Here you need to account for the five types of risk: market, inflation, longevity, withdrawal rate and sequence of returns. Make sure your investments don’t run into trouble with any of the above risks. Working without a crystal ball means you have to depend on yourself and/or a financial professional to navigate you through the twists and turns of the economy and the interest rate environment.

Don’t forget surprise expenses such as extensive health care-related costs. Ignoring potential surprises means you are living a “what if” retirement. Try to wipe out the what-ifs and try to plan for an “as if” retirement. An as-if retirement is to live as if you have no financial worries. That alone may help you live a long life.

Many investors wonder how they will actually get the income they need from their portfolio. This will come in various forms such as dividends and interest. If you have a conservative outlook you may be able to pull between 3 and 5% from portfolios without including any growth potential or dipping into principal. 

If you are retired then you won't have time to make up a big loss in your portfolio. This is why it is important to make sure your advisor uses an exit strategy for your holdings, be they stocks or bonds, should markets turn negative.

The difficulty in Phase 2 over Phase 1 is that you have to account for the unknowns. In Phase 1, you merely need to make sure you have enough income now. Here you have to account for inflation and unpleasant scenarios such as a spouse passing away. What will the surviving spouse do and who will they turn to for guidance?

Phase 3: Planning For After Retirement: No one lives forever, so what happens to your investments when you no longer have a need for them when you’re gone?

One of the biggest concern for many retirees  is having just one spouse manage all investments or being the point of contact for the financial advisor. If something happens to this spouse, then the spouse who doesn't follow the investments can feel very overwhelmed from this new duty. It is important to have a strategy in place for this type of situation to ensure there is minimal decision making and the transition is easier for your spouse

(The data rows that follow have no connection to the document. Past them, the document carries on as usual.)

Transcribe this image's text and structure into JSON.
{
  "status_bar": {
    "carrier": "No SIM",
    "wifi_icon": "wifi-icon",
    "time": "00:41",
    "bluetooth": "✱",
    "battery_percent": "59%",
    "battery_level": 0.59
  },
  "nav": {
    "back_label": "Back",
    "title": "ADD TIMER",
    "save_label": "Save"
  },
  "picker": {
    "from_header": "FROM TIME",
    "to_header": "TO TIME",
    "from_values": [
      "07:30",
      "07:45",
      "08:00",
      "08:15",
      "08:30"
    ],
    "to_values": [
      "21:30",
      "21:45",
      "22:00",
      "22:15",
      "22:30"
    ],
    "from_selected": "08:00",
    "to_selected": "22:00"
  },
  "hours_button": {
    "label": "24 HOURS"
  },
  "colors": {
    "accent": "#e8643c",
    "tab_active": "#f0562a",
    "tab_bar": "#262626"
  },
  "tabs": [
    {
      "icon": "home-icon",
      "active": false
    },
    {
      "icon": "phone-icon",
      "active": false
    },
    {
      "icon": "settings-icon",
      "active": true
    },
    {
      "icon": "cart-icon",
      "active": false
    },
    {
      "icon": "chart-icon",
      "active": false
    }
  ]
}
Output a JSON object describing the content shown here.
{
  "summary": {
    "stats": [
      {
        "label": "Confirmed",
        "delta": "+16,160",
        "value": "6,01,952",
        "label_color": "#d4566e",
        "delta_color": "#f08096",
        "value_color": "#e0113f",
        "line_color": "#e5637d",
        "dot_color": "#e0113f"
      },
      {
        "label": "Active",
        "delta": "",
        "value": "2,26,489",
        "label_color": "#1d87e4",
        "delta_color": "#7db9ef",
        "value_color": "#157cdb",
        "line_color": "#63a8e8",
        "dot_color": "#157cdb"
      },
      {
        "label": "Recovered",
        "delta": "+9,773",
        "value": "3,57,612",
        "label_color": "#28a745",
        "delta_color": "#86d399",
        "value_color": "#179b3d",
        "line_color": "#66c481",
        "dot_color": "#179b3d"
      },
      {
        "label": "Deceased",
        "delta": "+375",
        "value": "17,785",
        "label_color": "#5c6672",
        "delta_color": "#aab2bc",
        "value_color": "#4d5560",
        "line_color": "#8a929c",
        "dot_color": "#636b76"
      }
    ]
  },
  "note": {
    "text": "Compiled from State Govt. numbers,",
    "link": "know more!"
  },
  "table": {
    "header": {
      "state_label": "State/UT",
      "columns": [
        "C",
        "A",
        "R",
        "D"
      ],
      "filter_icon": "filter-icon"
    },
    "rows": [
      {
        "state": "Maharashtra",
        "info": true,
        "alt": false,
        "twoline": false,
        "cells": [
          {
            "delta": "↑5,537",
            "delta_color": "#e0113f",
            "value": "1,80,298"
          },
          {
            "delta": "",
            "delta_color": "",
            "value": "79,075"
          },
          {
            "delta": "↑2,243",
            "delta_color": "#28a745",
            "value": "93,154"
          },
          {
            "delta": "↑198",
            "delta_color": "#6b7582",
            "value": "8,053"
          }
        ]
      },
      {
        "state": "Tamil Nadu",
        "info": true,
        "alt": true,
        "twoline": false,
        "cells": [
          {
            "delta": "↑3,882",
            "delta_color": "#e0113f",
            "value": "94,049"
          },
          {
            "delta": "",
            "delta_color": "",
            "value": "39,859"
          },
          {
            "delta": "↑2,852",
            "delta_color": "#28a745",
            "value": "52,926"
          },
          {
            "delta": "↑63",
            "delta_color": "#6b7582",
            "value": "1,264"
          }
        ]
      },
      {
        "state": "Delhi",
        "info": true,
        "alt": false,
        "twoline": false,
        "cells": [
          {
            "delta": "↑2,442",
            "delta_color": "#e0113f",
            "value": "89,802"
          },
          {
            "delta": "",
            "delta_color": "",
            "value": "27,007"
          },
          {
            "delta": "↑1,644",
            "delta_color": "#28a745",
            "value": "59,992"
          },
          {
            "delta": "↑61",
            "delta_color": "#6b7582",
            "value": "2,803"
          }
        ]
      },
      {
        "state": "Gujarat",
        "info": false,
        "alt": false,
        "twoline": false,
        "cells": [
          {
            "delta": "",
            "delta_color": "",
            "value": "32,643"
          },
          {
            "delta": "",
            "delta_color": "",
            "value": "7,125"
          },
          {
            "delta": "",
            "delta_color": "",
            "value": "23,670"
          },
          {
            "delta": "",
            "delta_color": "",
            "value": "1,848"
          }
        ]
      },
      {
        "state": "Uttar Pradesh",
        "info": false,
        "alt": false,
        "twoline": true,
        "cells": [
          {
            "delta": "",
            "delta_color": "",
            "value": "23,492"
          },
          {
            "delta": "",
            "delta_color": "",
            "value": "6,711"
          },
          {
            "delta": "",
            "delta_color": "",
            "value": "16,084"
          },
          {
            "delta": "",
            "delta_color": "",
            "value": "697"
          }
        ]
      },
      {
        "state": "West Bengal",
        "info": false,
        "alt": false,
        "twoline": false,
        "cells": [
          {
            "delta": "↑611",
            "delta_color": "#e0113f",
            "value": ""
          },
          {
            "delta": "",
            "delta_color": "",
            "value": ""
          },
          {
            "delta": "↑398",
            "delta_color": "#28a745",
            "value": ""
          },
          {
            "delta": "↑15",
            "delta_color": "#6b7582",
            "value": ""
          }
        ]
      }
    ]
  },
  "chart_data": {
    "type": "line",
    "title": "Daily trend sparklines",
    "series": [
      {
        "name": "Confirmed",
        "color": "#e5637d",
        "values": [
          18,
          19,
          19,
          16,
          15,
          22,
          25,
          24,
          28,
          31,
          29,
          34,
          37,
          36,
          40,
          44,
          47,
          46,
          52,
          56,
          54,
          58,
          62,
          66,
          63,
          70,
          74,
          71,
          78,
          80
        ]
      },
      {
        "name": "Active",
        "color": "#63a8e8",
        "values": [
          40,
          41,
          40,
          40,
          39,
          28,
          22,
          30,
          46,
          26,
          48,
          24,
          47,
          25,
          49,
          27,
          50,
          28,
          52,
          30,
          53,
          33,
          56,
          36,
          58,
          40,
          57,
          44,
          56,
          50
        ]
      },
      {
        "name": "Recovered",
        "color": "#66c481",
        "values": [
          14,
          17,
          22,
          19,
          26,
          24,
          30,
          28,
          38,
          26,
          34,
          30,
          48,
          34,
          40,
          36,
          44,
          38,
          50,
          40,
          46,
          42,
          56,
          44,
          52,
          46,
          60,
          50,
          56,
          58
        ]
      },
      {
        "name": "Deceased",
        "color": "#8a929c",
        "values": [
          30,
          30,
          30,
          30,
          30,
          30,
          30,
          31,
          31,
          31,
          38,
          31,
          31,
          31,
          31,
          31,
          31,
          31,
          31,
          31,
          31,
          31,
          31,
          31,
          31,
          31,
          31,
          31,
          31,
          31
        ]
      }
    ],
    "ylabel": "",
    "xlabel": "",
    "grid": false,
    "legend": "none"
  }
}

With proper planning, you can help to ensure most or all of your life’s savings goes to your family versus the provincial/state or federal government. However, you must plan in advance while you are still alive. There are a handful of time-tested strategies that exist today that can help you preserve your nest egg for those you love who will live on after you.

What may be more interesting is that certain assets, such as life insurance proceeds, passing to these same beneficiaries are not subject to the inheritance tax. Work with your professional advisers to help steer you in the right direction.

It may be important to you to pass on your wealth to your beneficiaries with the lowest amount of tax possible. There are ways to properly set up your estate to reduce taxes and avoid probate fees and you need to have a talk with your financial advisor about how to do this.

Joel Steele is co-owner of Steele Financial Solutions, recently voted Best of South Jersey. Reach him 

Lori Pinkowski is a portfolio manager and senior vice president, private client group, at Raymond James Ltd., a member Canadian Investor Protection Fund. She can answer any questions at lori.pinkowski@

1 comment:

  1. These messages are certainly consistent with our recommendations and spending budget spreadsheets.  Financial Advisor Sydney